Auditing the Ark Science based monitoring of biodiversity (2002)

Recommendations of the meeting of the European Platform for Biodiversity Research Strategy held under the Danish presidency of the EU Silkeborg, Denmark 4th – 6th October 2002, concerning:



“Each problem that I solved became a rule which served to solve other problems.” René Descartes 



To gain knowledge necessary to halt biodiversity loss by 2010, the participants of this meeting agreed that the following key issues and action points have high priority and that EPBRS will take a promoting role to:


  • 1. Develop a core programme of biodiversity monitoring across Europe in cooperation with relevant EU and national institutions and IWG-Bio-MIN. This includes developing and applying methods to integrate already existing national and regional monitoring schemes into a European monitoring programme, with specific reference to biodiversity relevant environmental legislation
  • 2. Develop and assess appropriate scientifically sound and rigorous monitoring methodologies of biodiversity based on standardised protocols and sampling strategies to maximise synergy, integration and interoperability
  • 3. Analyse research and information gaps in monitoring programmes and set specific targets to close these gaps,


To develop high quality and policy relevant research on these priority areas, particular attention should be paid to:


  • Bring to bear knowledge derived from ENBI, GBIF and national nodes to help to monitor biodiversity, help populate relevant databases and use these systems to disseminate knowledge


  • Promote as part of best practice co-operation between national and regional monitoring programmes and information networks


  • Encourage as part of best practice the science based monitoring of effects of policies and actions on biodiversity


  • Further enhance the involvement and effectiveness of volunteers.


The above research priorities stemmed in particular from the following considerations:


  • The maintenance of biodiversity is a key measure of sustainability
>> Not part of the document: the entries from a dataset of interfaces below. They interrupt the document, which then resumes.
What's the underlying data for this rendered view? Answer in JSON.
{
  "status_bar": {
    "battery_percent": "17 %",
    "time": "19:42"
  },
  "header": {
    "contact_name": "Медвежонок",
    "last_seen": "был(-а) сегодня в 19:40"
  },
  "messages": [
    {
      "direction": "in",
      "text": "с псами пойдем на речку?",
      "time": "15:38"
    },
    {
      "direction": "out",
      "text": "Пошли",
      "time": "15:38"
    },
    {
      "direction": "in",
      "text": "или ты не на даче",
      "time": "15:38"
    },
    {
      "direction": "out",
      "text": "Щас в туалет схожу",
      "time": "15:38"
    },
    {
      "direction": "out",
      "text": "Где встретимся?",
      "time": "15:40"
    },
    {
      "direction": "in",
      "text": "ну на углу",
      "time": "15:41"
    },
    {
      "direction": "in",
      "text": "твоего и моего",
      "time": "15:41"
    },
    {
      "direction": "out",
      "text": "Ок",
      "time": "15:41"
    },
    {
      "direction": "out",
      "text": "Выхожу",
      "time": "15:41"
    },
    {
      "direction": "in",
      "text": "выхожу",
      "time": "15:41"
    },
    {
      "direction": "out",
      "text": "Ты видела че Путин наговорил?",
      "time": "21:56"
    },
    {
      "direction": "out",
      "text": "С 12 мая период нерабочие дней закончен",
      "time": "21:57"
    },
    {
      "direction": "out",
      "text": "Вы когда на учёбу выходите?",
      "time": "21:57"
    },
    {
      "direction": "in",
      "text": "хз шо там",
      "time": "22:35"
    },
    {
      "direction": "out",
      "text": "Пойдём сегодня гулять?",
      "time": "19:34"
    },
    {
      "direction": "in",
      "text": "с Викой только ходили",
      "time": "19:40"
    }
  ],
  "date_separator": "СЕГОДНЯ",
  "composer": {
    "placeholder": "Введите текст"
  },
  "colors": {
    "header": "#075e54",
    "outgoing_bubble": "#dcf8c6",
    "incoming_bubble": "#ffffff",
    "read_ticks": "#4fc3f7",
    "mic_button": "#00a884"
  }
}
  • Both the commitment by Heads of State “to reduce biodiversity loss by 2010” (WSSD Johannesburg, 2002) and the goal adopted by the Göteborg Council of “halting biodiversity decline by 2010” can only be validated with adequate monitoring


  • There is a strong need for research to support science-based and policy-relevant monitoring at different levels (genetic, species, habitat, ecosystem)


  • Long-term monitoring programmes should generate scientifically sound, comparable, policy relevant data sets that provide the basis to assess
    a) general status and trends in biodiversity
    b) impact of land use, global change, invasive alien species, and other drivers on biodiversity
    c) effectiveness and efficiency of conservation policy


  • Science-based monitoring implies that data are collected, processed, analysed, reported and archived according to scientifically sound methods and protocols that are repeatable within sites, comparable between sites, based on best practice, widely accepted by the competent scientific communities, supported by scientific evidence of their efficiency and effectiveness, and unambiguous


  • Effective management of ecosystems depends on the monitoring of indicators for “Driving forces, Pressures, State, Impacts and Responses” (DPSIR), which are all important elements of science based monitoring


  • Biodiversity indicators should be cost efficient, effective in their predictive power and calibrated to the relevant scale and context. The correspondence between changes in the indicator and changes in the monitored elements of biodiversity must be established, wherever possible, by best scientific knowledge


  • European agreements and policies require comparable biodiversity information and depend on the co-ordination, harmonisation and inter-operability of monitoring systems


  • The European Parliament called on the Commission to present structural indicators referring to biodiversity before the Spring Summit in 2003


  • The European Environmental Agency (EEA) has established an International Informal Working Group for Biodiversity Monitoring and Indicators (IWG-Bio-MIN)


  • The European Network for Biodiversity Information and biomonitoring (ENBI), a EC supported thematic network as European contribution to the Global Biodiversity Information Facility (GBIF) will develop a common biodiversity information infrastructure and integrate standards and protocols for taxonomic specimen, collection and survey data


  • Volunteers both provide support to sampling activities essential for biodiversity monitoring and they play an important role for the public awareness of biodiversity issues


  • Local and indigenous people and their knowledge may have a significant role in biodiversity monitoring programmes,